_Instructions for the task_
An exact repetition of every entry, with no images, is the required answer.
### Records to use
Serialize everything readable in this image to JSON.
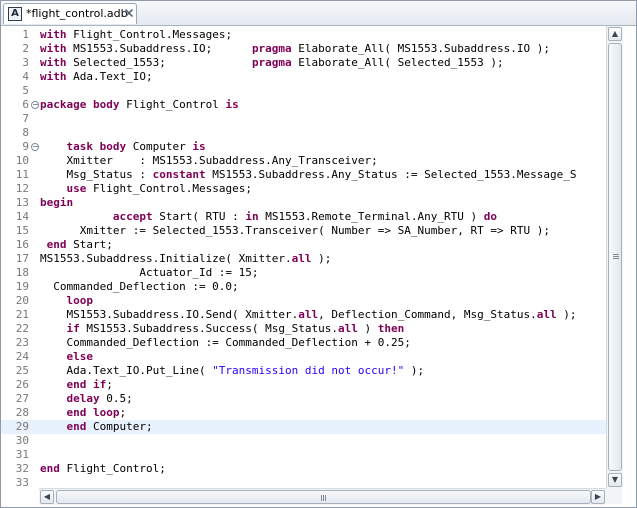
{
  "tab": {
    "icon_letter": "A",
    "title": "*flight_control.adb",
    "close_icon": "close-icon"
  },
  "editor": {
    "current_line": 29,
    "folds": [
      6,
      9
    ],
    "lines": [
      {
        "n": "1",
        "segs": [
          [
            "with",
            "kw"
          ],
          [
            " Flight_Control.Messages;",
            ""
          ]
        ]
      },
      {
        "n": "2",
        "segs": [
          [
            "with",
            "kw"
          ],
          [
            " MS1553.Subaddress.IO;      ",
            ""
          ],
          [
            "pragma",
            "kw"
          ],
          [
            " Elaborate_All( MS1553.Subaddress.IO );",
            ""
          ]
        ]
      },
      {
        "n": "3",
        "segs": [
          [
            "with",
            "kw"
          ],
          [
            " Selected_1553;             ",
            ""
          ],
          [
            "pragma",
            "kw"
          ],
          [
            " Elaborate_All( Selected_1553 );",
            ""
          ]
        ]
      },
      {
        "n": "4",
        "segs": [
          [
            "with",
            "kw"
          ],
          [
            " Ada.Text_IO;",
            ""
          ]
        ]
      },
      {
        "n": "5",
        "segs": []
      },
      {
        "n": "6",
        "segs": [
          [
            "package body",
            "kw"
          ],
          [
            " Flight_Control ",
            ""
          ],
          [
            "is",
            "kw"
          ]
        ]
      },
      {
        "n": "7",
        "segs": []
      },
      {
        "n": "8",
        "segs": []
      },
      {
        "n": "9",
        "segs": [
          [
            "    ",
            ""
          ],
          [
            "task body",
            "kw"
          ],
          [
            " Computer ",
            ""
          ],
          [
            "is",
            "kw"
          ]
        ]
      },
      {
        "n": "10",
        "segs": [
          [
            "    Xmitter    : MS1553.Subaddress.Any_Transceiver;",
            ""
          ]
        ]
      },
      {
        "n": "11",
        "segs": [
          [
            "    Msg_Status : ",
            ""
          ],
          [
            "constant",
            "kw"
          ],
          [
            " MS1553.Subaddress.Any_Status := Selected_1553.Message_S",
            ""
          ]
        ]
      },
      {
        "n": "12",
        "segs": [
          [
            "    ",
            ""
          ],
          [
            "use",
            "kw"
          ],
          [
            " Flight_Control.Messages;",
            ""
          ]
        ]
      },
      {
        "n": "13",
        "segs": [
          [
            "begin",
            "kw"
          ]
        ]
      },
      {
        "n": "14",
        "segs": [
          [
            "           ",
            ""
          ],
          [
            "accept",
            "kw"
          ],
          [
            " Start( RTU : ",
            ""
          ],
          [
            "in",
            "kw"
          ],
          [
            " MS1553.Remote_Terminal.Any_RTU ) ",
            ""
          ],
          [
            "do",
            "kw"
          ]
        ]
      },
      {
        "n": "15",
        "segs": [
          [
            "      Xmitter := Selected_1553.Transceiver( Number => SA_Number, RT => RTU );",
            ""
          ]
        ]
      },
      {
        "n": "16",
        "segs": [
          [
            " ",
            ""
          ],
          [
            "end",
            "kw"
          ],
          [
            " Start;",
            ""
          ]
        ]
      },
      {
        "n": "17",
        "segs": [
          [
            "MS1553.Subaddress.Initialize( Xmitter.",
            ""
          ],
          [
            "all",
            "kw"
          ],
          [
            " );",
            ""
          ]
        ]
      },
      {
        "n": "18",
        "segs": [
          [
            "               Actuator_Id := 15;",
            ""
          ]
        ]
      },
      {
        "n": "19",
        "segs": [
          [
            "  Commanded_Deflection := 0.0;",
            ""
          ]
        ]
      },
      {
        "n": "20",
        "segs": [
          [
            "    ",
            ""
          ],
          [
            "loop",
            "kw"
          ]
        ]
      },
      {
        "n": "21",
        "segs": [
          [
            "    MS1553.Subaddress.IO.Send( Xmitter.",
            ""
          ],
          [
            "all",
            "kw"
          ],
          [
            ", Deflection_Command, Msg_Status.",
            ""
          ],
          [
            "all",
            "kw"
          ],
          [
            " );",
            ""
          ]
        ]
      },
      {
        "n": "22",
        "segs": [
          [
            "    ",
            ""
          ],
          [
            "if",
            "kw"
          ],
          [
            " MS1553.Subaddress.Success( Msg_Status.",
            ""
          ],
          [
            "all",
            "kw"
          ],
          [
            " ) ",
            ""
          ],
          [
            "then",
            "kw"
          ]
        ]
      },
      {
        "n": "23",
        "segs": [
          [
            "    Commanded_Deflection := Commanded_Deflection + 0.25;",
            ""
          ]
        ]
      },
      {
        "n": "24",
        "segs": [
          [
            "    ",
            ""
          ],
          [
            "else",
            "kw"
          ]
        ]
      },
      {
        "n": "25",
        "segs": [
          [
            "    Ada.Text_IO.Put_Line( ",
            ""
          ],
          [
            "\"Transmission did not occur!\"",
            "str"
          ],
          [
            " );",
            ""
          ]
        ]
      },
      {
        "n": "26",
        "segs": [
          [
            "    ",
            ""
          ],
          [
            "end if",
            "kw"
          ],
          [
            ";",
            ""
          ]
        ]
      },
      {
        "n": "27",
        "segs": [
          [
            "    ",
            ""
          ],
          [
            "delay",
            "kw"
          ],
          [
            " 0.5;",
            ""
          ]
        ]
      },
      {
        "n": "28",
        "segs": [
          [
            "    ",
            ""
          ],
          [
            "end loop",
            "kw"
          ],
          [
            ";",
            ""
          ]
        ]
      },
      {
        "n": "29",
        "segs": [
          [
            "    ",
            ""
          ],
          [
            "end",
            "kw"
          ],
          [
            " Computer;",
            ""
          ]
        ]
      },
      {
        "n": "30",
        "segs": []
      },
      {
        "n": "31",
        "segs": []
      },
      {
        "n": "32",
        "segs": [
          [
            "end",
            "kw"
          ],
          [
            " Flight_Control;",
            ""
          ]
        ]
      },
      {
        "n": "33",
        "segs": []
      }
    ]
  },
  "scrollbars": {
    "up_arrow": "▲",
    "down_arrow": "▼",
    "left_arrow": "◀",
    "right_arrow": "▶"
  }
}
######
_Output for this task_
Serialize everything readable in this image to JSON.
{
  "tab": {
    "icon_letter": "A",
    "title": "*flight_control.adb",
    "close_icon": "close-icon"
  },
  "editor": {
    "current_line": 29,
    "folds": [
      6,
      9
    ],
    "lines": [
      {
        "n": "1",
        "segs": [
          [
            "with",
            "kw"
          ],
          [
            " Flight_Control.Messages;",
            ""
          ]
        ]
      },
      {
        "n": "2",
        "segs": [
          [
            "with",
            "kw"
          ],
          [
            " MS1553.Subaddress.IO;      ",
            ""
          ],
          [
            "pragma",
            "kw"
          ],
          [
            " Elaborate_All( MS1553.Subaddress.IO );",
            ""
          ]
        ]
      },
      {
        "n": "3",
        "segs": [
          [
            "with",
            "kw"
          ],
          [
            " Selected_1553;             ",
            ""
          ],
          [
            "pragma",
            "kw"
          ],
          [
            " Elaborate_All( Selected_1553 );",
            ""
          ]
        ]
      },
      {
        "n": "4",
        "segs": [
          [
            "with",
            "kw"
          ],
          [
            " Ada.Text_IO;",
            ""
          ]
        ]
      },
      {
        "n": "5",
        "segs": []
      },
      {
        "n": "6",
        "segs": [
          [
            "package body",
            "kw"
          ],
          [
            " Flight_Control ",
            ""
          ],
          [
            "is",
            "kw"
          ]
        ]
      },
      {
        "n": "7",
        "segs": []
      },
      {
        "n": "8",
        "segs": []
      },
      {
        "n": "9",
        "segs": [
          [
            "    ",
            ""
          ],
          [
            "task body",
            "kw"
          ],
          [
            " Computer ",
            ""
          ],
          [
            "is",
            "kw"
          ]
        ]
      },
      {
        "n": "10",
        "segs": [
          [
            "    Xmitter    : MS1553.Subaddress.Any_Transceiver;",
            ""
          ]
        ]
      },
      {
        "n": "11",
        "segs": [
          [
            "    Msg_Status : ",
            ""
          ],
          [
            "constant",
            "kw"
          ],
          [
            " MS1553.Subaddress.Any_Status := Selected_1553.Message_S",
            ""
          ]
        ]
      },
      {
        "n": "12",
        "segs": [
          [
            "    ",
            ""
          ],
          [
            "use",
            "kw"
          ],
          [
            " Flight_Control.Messages;",
            ""
          ]
        ]
      },
      {
        "n": "13",
        "segs": [
          [
            "begin",
            "kw"
          ]
        ]
      },
      {
        "n": "14",
        "segs": [
          [
            "           ",
            ""
          ],
          [
            "accept",
            "kw"
          ],
          [
            " Start( RTU : ",
            ""
          ],
          [
            "in",
            "kw"
          ],
          [
            " MS1553.Remote_Terminal.Any_RTU ) ",
            ""
          ],
          [
            "do",
            "kw"
          ]
        ]
      },
      {
        "n": "15",
        "segs": [
          [
            "      Xmitter := Selected_1553.Transceiver( Number => SA_Number, RT => RTU );",
            ""
          ]
        ]
      },
      {
        "n": "16",
        "segs": [
          [
            " ",
            ""
          ],
          [
            "end",
            "kw"
          ],
          [
            " Start;",
            ""
          ]
        ]
      },
      {
        "n": "17",
        "segs": [
          [
            "MS1553.Subaddress.Initialize( Xmitter.",
            ""
          ],
          [
            "all",
            "kw"
          ],
          [
            " );",
            ""
          ]
        ]
      },
      {
        "n": "18",
        "segs": [
          [
            "               Actuator_Id := 15;",
            ""
          ]
        ]
      },
      {
        "n": "19",
        "segs": [
          [
            "  Commanded_Deflection := 0.0;",
            ""
          ]
        ]
      },
      {
        "n": "20",
        "segs": [
          [
            "    ",
            ""
          ],
          [
            "loop",
            "kw"
          ]
        ]
      },
      {
        "n": "21",
        "segs": [
          [
            "    MS1553.Subaddress.IO.Send( Xmitter.",
            ""
          ],
          [
            "all",
            "kw"
          ],
          [
            ", Deflection_Command, Msg_Status.",
            ""
          ],
          [
            "all",
            "kw"
          ],
          [
            " );",
            ""
          ]
        ]
      },
      {
        "n": "22",
        "segs": [
          [
            "    ",
            ""
          ],
          [
            "if",
            "kw"
          ],
          [
            " MS1553.Subaddress.Success( Msg_Status.",
            ""
          ],
          [
            "all",
            "kw"
          ],
          [
            " ) ",
            ""
          ],
          [
            "then",
            "kw"
          ]
        ]
      },
      {
        "n": "23",
        "segs": [
          [
            "    Commanded_Deflection := Commanded_Deflection + 0.25;",
            ""
          ]
        ]
      },
      {
        "n": "24",
        "segs": [
          [
            "    ",
            ""
          ],
          [
            "else",
            "kw"
          ]
        ]
      },
      {
        "n": "25",
        "segs": [
          [
            "    Ada.Text_IO.Put_Line( ",
            ""
          ],
          [
            "\"Transmission did not occur!\"",
            "str"
          ],
          [
            " );",
            ""
          ]
        ]
      },
      {
        "n": "26",
        "segs": [
          [
            "    ",
            ""
          ],
          [
            "end if",
            "kw"
          ],
          [
            ";",
            ""
          ]
        ]
      },
      {
        "n": "27",
        "segs": [
          [
            "    ",
            ""
          ],
          [
            "delay",
            "kw"
          ],
          [
            " 0.5;",
            ""
          ]
        ]
      },
      {
        "n": "28",
        "segs": [
          [
            "    ",
            ""
          ],
          [
            "end loop",
            "kw"
          ],
          [
            ";",
            ""
          ]
        ]
      },
      {
        "n": "29",
        "segs": [
          [
            "    ",
            ""
          ],
          [
            "end",
            "kw"
          ],
          [
            " Computer;",
            ""
          ]
        ]
      },
      {
        "n": "30",
        "segs": []
      },
      {
        "n": "31",
        "segs": []
      },
      {
        "n": "32",
        "segs": [
          [
            "end",
            "kw"
          ],
          [
            " Flight_Control;",
            ""
          ]
        ]
      },
      {
        "n": "33",
        "segs": []
      }
    ]
  },
  "scrollbars": {
    "up_arrow": "▲",
    "down_arrow": "▼",
    "left_arrow": "◀",
    "right_arrow": "▶"
  }
}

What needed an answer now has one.